That takes us to Rule 403 (or part four of the traditional test), which permits the court to “exclude relevant evidence if its probative value is substantially outweighed by a danger of ․ unfair prejudice․” Whether that concept appears as the fourth element of the test for Rule 404(b) evidence, or it stands on its own, makes little difference for McMillan. Either way, the district court should make the assessment that Rule 403 calls for. In this case, unfortunately, the district court did not formally do so. We have urged district courts to make their findings explicit, especially when evidence is as sensitive as the “Kellie” emails are. See United States v. Ciesiolka, 614 F.3d 347, 357–58 (7th Cir.2010). Nonetheless, accepting for the sake of argument that the district court erred here by skipping over that step too quickly, we must still consider whether any such error was harmless.
Given the limited number of “Kellie” emails that the government used and the directness of their relevance, we cannot say that it is clear that the district court would have opted for exclusion had it looked more carefully at Rule 403. Indeed, our prediction is the opposite: the “Kellie” emails refuted McMillan's proffered justification for his actions, and so even though they are prejudicial, the balance tips decisively for admission.
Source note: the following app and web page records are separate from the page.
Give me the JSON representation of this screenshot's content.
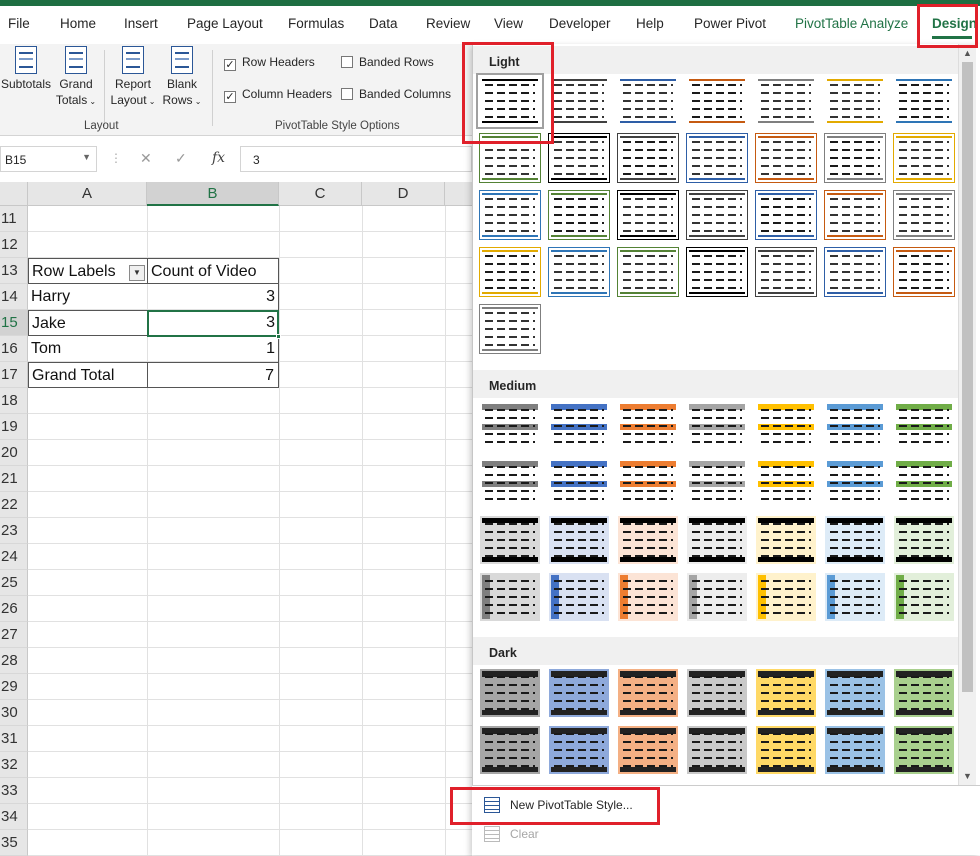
{
  "tabs": [
    "File",
    "Home",
    "Insert",
    "Page Layout",
    "Formulas",
    "Data",
    "Review",
    "View",
    "Developer",
    "Help",
    "Power Pivot",
    "PivotTable Analyze",
    "Design"
  ],
  "ribbon": {
    "subtotals": "Subtotals",
    "grand_totals_1": "Grand",
    "grand_totals_2": "Totals",
    "report_layout_1": "Report",
    "report_layout_2": "Layout",
    "blank_rows_1": "Blank",
    "blank_rows_2": "Rows",
    "layout_group": "Layout",
    "row_headers": "Row Headers",
    "column_headers": "Column Headers",
    "banded_rows": "Banded Rows",
    "banded_columns": "Banded Columns",
    "style_options_group": "PivotTable Style Options",
    "row_headers_checked": true,
    "column_headers_checked": true,
    "banded_rows_checked": false,
    "banded_columns_checked": false
  },
  "formula_bar": {
    "name_box": "B15",
    "fx": "fx",
    "value": "3"
  },
  "grid": {
    "columns": [
      "A",
      "B",
      "C",
      "D"
    ],
    "selected_column": "B",
    "rows": [
      "11",
      "12",
      "13",
      "14",
      "15",
      "16",
      "17",
      "18",
      "19",
      "20",
      "21",
      "22",
      "23",
      "24",
      "25",
      "26",
      "27",
      "28",
      "29",
      "30",
      "31",
      "32",
      "33",
      "34",
      "35"
    ],
    "selected_row": "15",
    "pivot": {
      "header_a": "Row Labels",
      "header_b": "Count of Video",
      "rows": [
        {
          "label": "Harry",
          "value": "3"
        },
        {
          "label": "Jake",
          "value": "3"
        },
        {
          "label": "Tom",
          "value": "1"
        }
      ],
      "total_label": "Grand Total",
      "total_value": "7"
    }
  },
  "gallery": {
    "sections": [
      "Light",
      "Medium",
      "Dark"
    ],
    "new_style": "New PivotTable Style...",
    "clear": "Clear",
    "palette": {
      "light": [
        "#000000",
        "#404040",
        "#2e5ea6",
        "#c55a11",
        "#7f7f7f",
        "#e2aa00",
        "#2e75b6",
        "#548235"
      ],
      "medium": [
        "#7f7f7f",
        "#4472c4",
        "#ed7d31",
        "#a5a5a5",
        "#ffc000",
        "#5b9bd5",
        "#70ad47"
      ],
      "medium_fills": [
        "#d9d9d9",
        "#d9e1f2",
        "#fce4d6",
        "#ededed",
        "#fff2cc",
        "#ddebf7",
        "#e2efda"
      ],
      "dark_fills": [
        "#a6a6a6",
        "#8ea9db",
        "#f4b084",
        "#c9c9c9",
        "#ffd966",
        "#9bc2e6",
        "#a9d08e"
      ]
    }
  }
}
The government did not get carried away with this evidence, as it has done in some other cases, see, e.g., United States v. Loughry, 660 F.3d 965 (7th Cir.2011). In fact, the “Kellie” evidence was significantly more limited than the email exchanges in Knope, which upheld the admission of evidence about seven additional minors. In short, although the district court should have weighed the probative value of the “Kellie” evidence against its prejudicial effect, its failure to do so in the circumstances of this case was harmless. These considerations also assure us that the admission of the “Kellie” evidence did not violate McMillan's due process right to a fair trial.
McMillan also complains that the prosecutor's references to the “Kellie” emails in closing argument violated his right to a fair trial. For the reasons we have already given, we reject that argument, as well as his understanding of § 2422(b), his attack on the sufficiency of the evidence, and his other arguments about the “Kellie” evidence.
The judgment of the district court is Affirmed.
WOOD, Chief Judge.